The consequences of changing attitudes about marriage and gender roles and associated low fertility are considerable. One problem that has arisen is that many single women are living on very low incomes and have joined the ranks of the poor. Recent research has shown that 1 in 3 single women of working age in Japan qualify as poor and that the number of poor women in Japan is likely to increase; by 2030 it is projected that 1 in 5 women in Japan will be single. Many of these women may well be living in some level of poverty.
Another problem Japan faces is that the general low fertility rate means there are not enough younger people paying into the national pension program, and this will cause increasing strain on government coffers as the proportion of elderly (currently about 23% of the population is over 65) continues to grow.
Finally, the decline of the population over the next few decades, and the shortage of young people in particular, will have a significant impact on the Japanese labor force.

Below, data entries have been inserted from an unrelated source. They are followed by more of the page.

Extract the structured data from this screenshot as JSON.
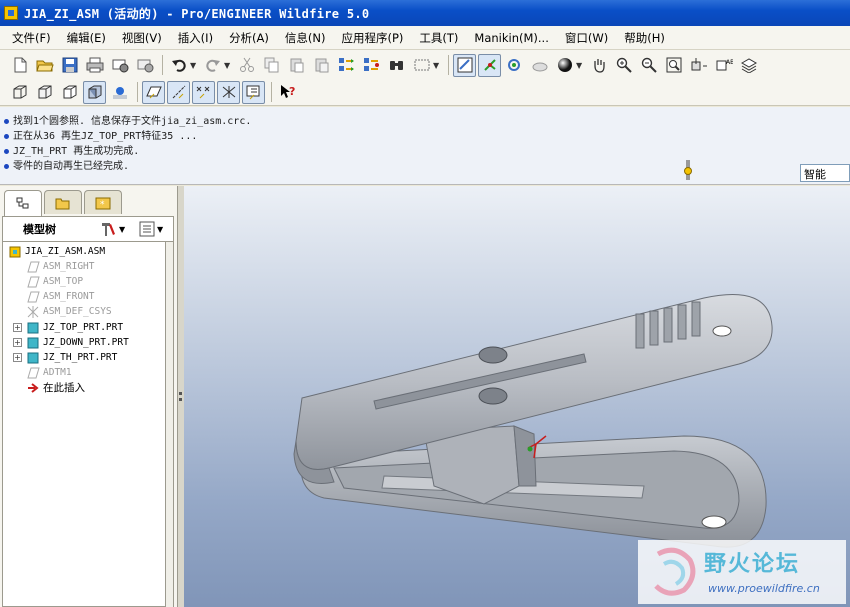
{
  "window": {
    "title": "JIA_ZI_ASM (活动的) - Pro/ENGINEER Wildfire 5.0"
  },
  "menu": [
    "文件(F)",
    "编辑(E)",
    "视图(V)",
    "插入(I)",
    "分析(A)",
    "信息(N)",
    "应用程序(P)",
    "工具(T)",
    "Manikin(M)...",
    "窗口(W)",
    "帮助(H)"
  ],
  "toolbar": {
    "row1": [
      "new-icon",
      "open-icon",
      "save-icon",
      "print-icon",
      "send-email-icon",
      "send-link-icon",
      "undo-icon",
      "redo-icon",
      "cut-icon",
      "copy-icon",
      "paste-icon",
      "paste-special-icon",
      "regenerate-icon",
      "regen-manager-icon",
      "find-icon",
      "select-box-icon",
      "sketch-view-icon",
      "spin-center-icon",
      "named-view-icon",
      "appearance-icon",
      "render-icon",
      "pan-hand-icon",
      "zoom-in-icon",
      "zoom-out-icon",
      "refit-icon",
      "reorient-icon",
      "saved-views-icon",
      "layers-icon"
    ],
    "row2": [
      "wireframe-icon",
      "hidden-line-icon",
      "no-hidden-icon",
      "shading-icon",
      "enhanced-realism-icon",
      "datum-plane-display-icon",
      "datum-axis-display-icon",
      "datum-point-display-icon",
      "csys-display-icon",
      "annotation-display-icon",
      "context-help-icon"
    ]
  },
  "messages": [
    "找到1个圆参照. 信息保存于文件jia_zi_asm.crc.",
    "正在从36 再生JZ_TOP_PRT特征35 ...",
    "JZ_TH_PRT 再生成功完成.",
    "零件的自动再生已经完成."
  ],
  "filter": {
    "value": "智能"
  },
  "model_tree": {
    "title": "模型树",
    "nodes": [
      {
        "label": "JIA_ZI_ASM.ASM",
        "kind": "assembly",
        "dim": false,
        "expandable": false
      },
      {
        "label": "ASM_RIGHT",
        "kind": "datum-plane",
        "dim": true,
        "expandable": false
      },
      {
        "label": "ASM_TOP",
        "kind": "datum-plane",
        "dim": true,
        "expandable": false
      },
      {
        "label": "ASM_FRONT",
        "kind": "datum-plane",
        "dim": true,
        "expandable": false
      },
      {
        "label": "ASM_DEF_CSYS",
        "kind": "csys",
        "dim": true,
        "expandable": false
      },
      {
        "label": "JZ_TOP_PRT.PRT",
        "kind": "part",
        "dim": false,
        "expandable": true
      },
      {
        "label": "JZ_DOWN_PRT.PRT",
        "kind": "part",
        "dim": false,
        "expandable": true
      },
      {
        "label": "JZ_TH_PRT.PRT",
        "kind": "part",
        "dim": false,
        "expandable": true
      },
      {
        "label": "ADTM1",
        "kind": "datum-plane",
        "dim": true,
        "expandable": false
      },
      {
        "label": "在此插入",
        "kind": "insert-here",
        "dim": false,
        "expandable": false
      }
    ]
  },
  "watermark": {
    "name": "野火论坛",
    "url": "www.proewildfire.cn"
  },
  "colors": {
    "titlebar": "#0a4fc7",
    "part_icon": "#3fb6c8",
    "insert_arrow": "#c81d1d",
    "model": "#b8bcc2"
  }
}
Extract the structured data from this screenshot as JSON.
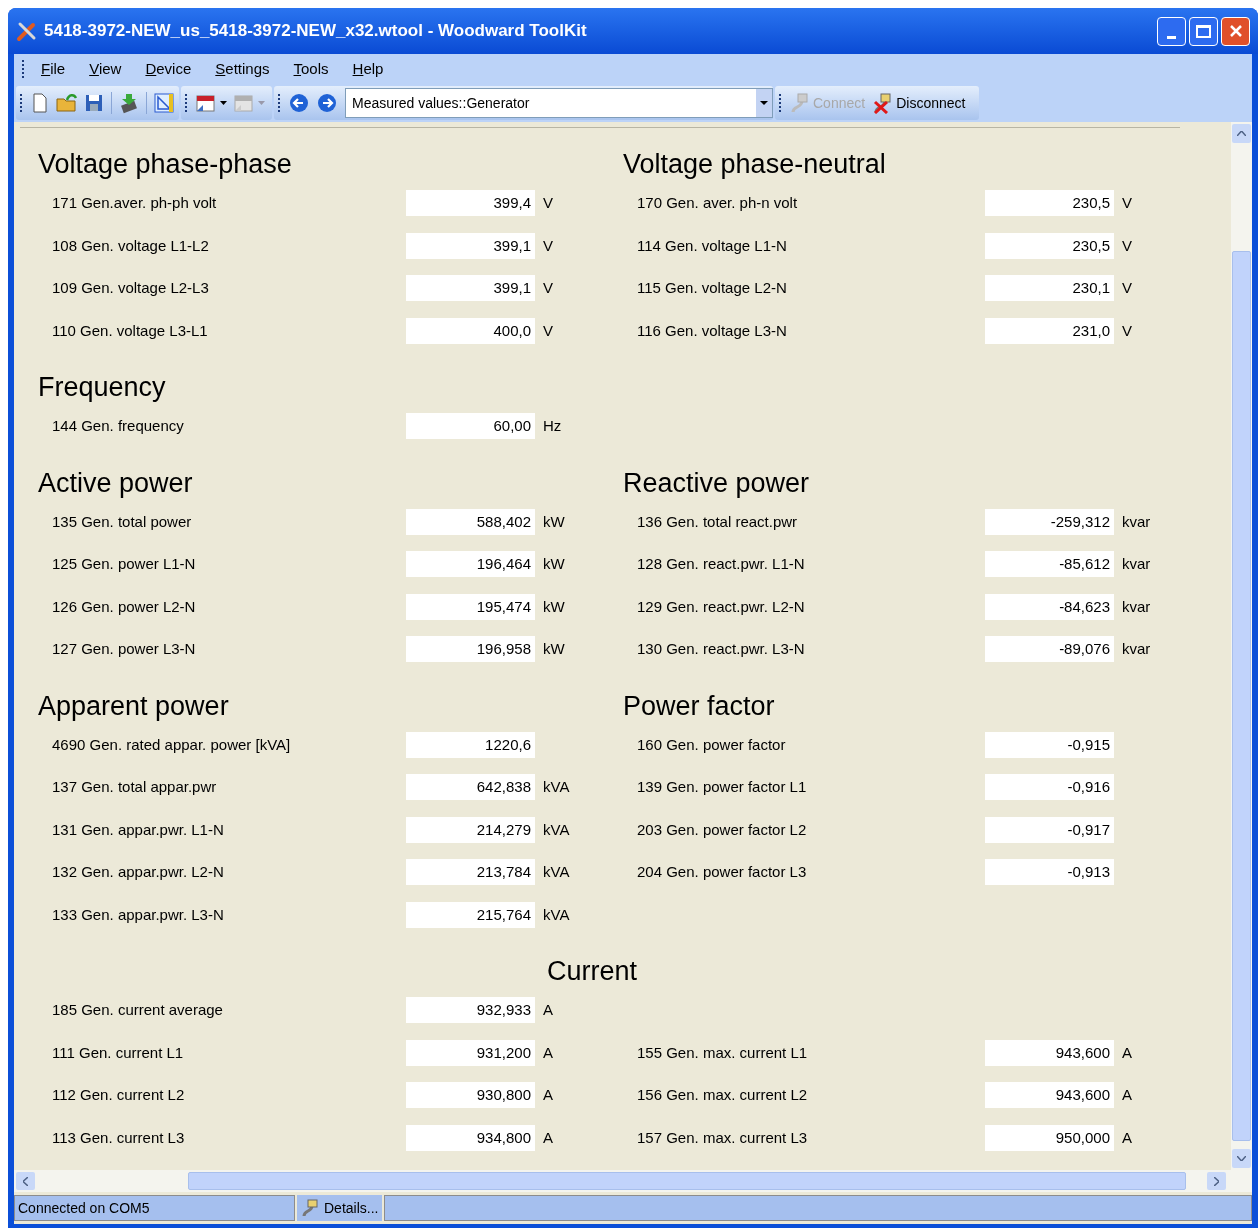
{
  "window": {
    "title": "5418-3972-NEW_us_5418-3972-NEW_x32.wtool - Woodward ToolKit"
  },
  "menu": [
    "File",
    "View",
    "Device",
    "Settings",
    "Tools",
    "Help"
  ],
  "toolbar": {
    "calendar_buttons": [
      {
        "disabled": false
      },
      {
        "disabled": true
      }
    ],
    "page_select": {
      "value": "Measured values::Generator"
    },
    "connection_buttons": [
      {
        "kind": "connect",
        "label": "Connect",
        "disabled": true
      },
      {
        "kind": "disconnect",
        "label": "Disconnect",
        "disabled": false
      }
    ]
  },
  "groups": [
    {
      "kind": "pair",
      "left": {
        "title": "Voltage phase-phase",
        "rows": [
          {
            "label": "171 Gen.aver. ph-ph volt",
            "value": "399,4",
            "unit": "V"
          },
          {
            "label": "108 Gen. voltage L1-L2",
            "value": "399,1",
            "unit": "V"
          },
          {
            "label": "109 Gen. voltage L2-L3",
            "value": "399,1",
            "unit": "V"
          },
          {
            "label": "110 Gen. voltage L3-L1",
            "value": "400,0",
            "unit": "V"
          }
        ]
      },
      "right": {
        "title": "Voltage phase-neutral",
        "rows": [
          {
            "label": "170 Gen. aver. ph-n volt",
            "value": "230,5",
            "unit": "V"
          },
          {
            "label": "114 Gen. voltage L1-N",
            "value": "230,5",
            "unit": "V"
          },
          {
            "label": "115 Gen. voltage L2-N",
            "value": "230,1",
            "unit": "V"
          },
          {
            "label": "116 Gen. voltage L3-N",
            "value": "231,0",
            "unit": "V"
          }
        ]
      }
    },
    {
      "kind": "pair",
      "left": {
        "title": "Frequency",
        "rows": [
          {
            "label": "144 Gen. frequency",
            "value": "60,00",
            "unit": "Hz"
          }
        ]
      }
    },
    {
      "kind": "pair",
      "left": {
        "title": "Active power",
        "rows": [
          {
            "label": "135 Gen. total power",
            "value": "588,402",
            "unit": "kW"
          },
          {
            "label": "125 Gen. power L1-N",
            "value": "196,464",
            "unit": "kW"
          },
          {
            "label": "126 Gen. power L2-N",
            "value": "195,474",
            "unit": "kW"
          },
          {
            "label": "127 Gen. power L3-N",
            "value": "196,958",
            "unit": "kW"
          }
        ]
      },
      "right": {
        "title": "Reactive power",
        "rows": [
          {
            "label": "136 Gen. total react.pwr",
            "value": "-259,312",
            "unit": "kvar"
          },
          {
            "label": "128 Gen. react.pwr. L1-N",
            "value": "-85,612",
            "unit": "kvar"
          },
          {
            "label": "129 Gen. react.pwr. L2-N",
            "value": "-84,623",
            "unit": "kvar"
          },
          {
            "label": "130 Gen. react.pwr. L3-N",
            "value": "-89,076",
            "unit": "kvar"
          }
        ]
      }
    },
    {
      "kind": "pair",
      "left": {
        "title": "Apparent power",
        "rows": [
          {
            "label": "4690 Gen. rated appar. power [kVA]",
            "value": "1220,6"
          },
          {
            "label": "137 Gen. total appar.pwr",
            "value": "642,838",
            "unit": "kVA"
          },
          {
            "label": "131 Gen. appar.pwr. L1-N",
            "value": "214,279",
            "unit": "kVA"
          },
          {
            "label": "132 Gen. appar.pwr. L2-N",
            "value": "213,784",
            "unit": "kVA"
          },
          {
            "label": "133 Gen. appar.pwr. L3-N",
            "value": "215,764",
            "unit": "kVA"
          }
        ]
      },
      "right": {
        "title": "Power factor",
        "rows": [
          {
            "label": "160 Gen. power factor",
            "value": "-0,915"
          },
          {
            "label": "139 Gen. power factor L1",
            "value": "-0,916"
          },
          {
            "label": "203 Gen. power factor L2",
            "value": "-0,917"
          },
          {
            "label": "204 Gen. power factor L3",
            "value": "-0,913"
          }
        ]
      }
    },
    {
      "kind": "split",
      "title": "Current",
      "left": {
        "rows": [
          {
            "label": "185 Gen. current average",
            "value": "932,933",
            "unit": "A"
          },
          {
            "label": "111 Gen. current L1",
            "value": "931,200",
            "unit": "A"
          },
          {
            "label": "112 Gen. current L2",
            "value": "930,800",
            "unit": "A"
          },
          {
            "label": "113 Gen. current L3",
            "value": "934,800",
            "unit": "A"
          }
        ]
      },
      "right": {
        "rows": [
          {
            "label": "155 Gen. max. current L1",
            "value": "943,600",
            "unit": "A"
          },
          {
            "label": "156 Gen. max. current L2",
            "value": "943,600",
            "unit": "A"
          },
          {
            "label": "157 Gen. max. current L3",
            "value": "950,000",
            "unit": "A"
          }
        ]
      }
    }
  ],
  "status_bar": {
    "connection": "Connected on COM5",
    "details_button": "Details..."
  }
}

Questions related to how to maintain economic growth—an issue that has been at the forefront of thinking about the country for the past twenty years, due to a generally sluggish economy—with a decreasing population are both complex and on the minds of policymakers. One obvious solution to this would be for Japan to relax immigration policies and allow for more workers, particularly healthcare workers, to enter the country. As noted above, to date this has not been a particularly palatable solution, but this may well change as younger Japanese, with regular experience and interactions with foreigners, move into positions of power and guide policy.
An alternative to this social-centered solution of increased immigration has been raised in recent years. Rather than relaxing immigration laws, some have proposed increasing investment in robotics as a means of addressing the conflict of a shortfall of labor with the need for workers. This idea has been raised particularly in relation to elder care, where demand for workers has increased rapidly with the promulgation of the longer term care insurance program in 2001 and the continued growth of the elderly population. It may well be that a technological solution to Japan’s population problem will be seen as preferable to other possible solutions.
Obviously, only time will tell. But Japan is faced with an unprecedented population challenge that will have social, economic, and political consequences over the next century—consequences that will not only affect Japan, but also influence Japan’s trading partners as well as its political and military allies.
There is, perhaps, no single variable in the complex web of East Asian politics more uncertain in terms of how it may influence future relations throughout the region than the fate of Japan’s population, because the manner in which that population changes over the next several decades is both difficult to predict and likely to have a profound influence in shaping the regional role Japan is able to play as a political, cultural, and economic power.
Dr. John W. Traphagan is a professor in the Department of Religious Studies, University of Texas at Austin.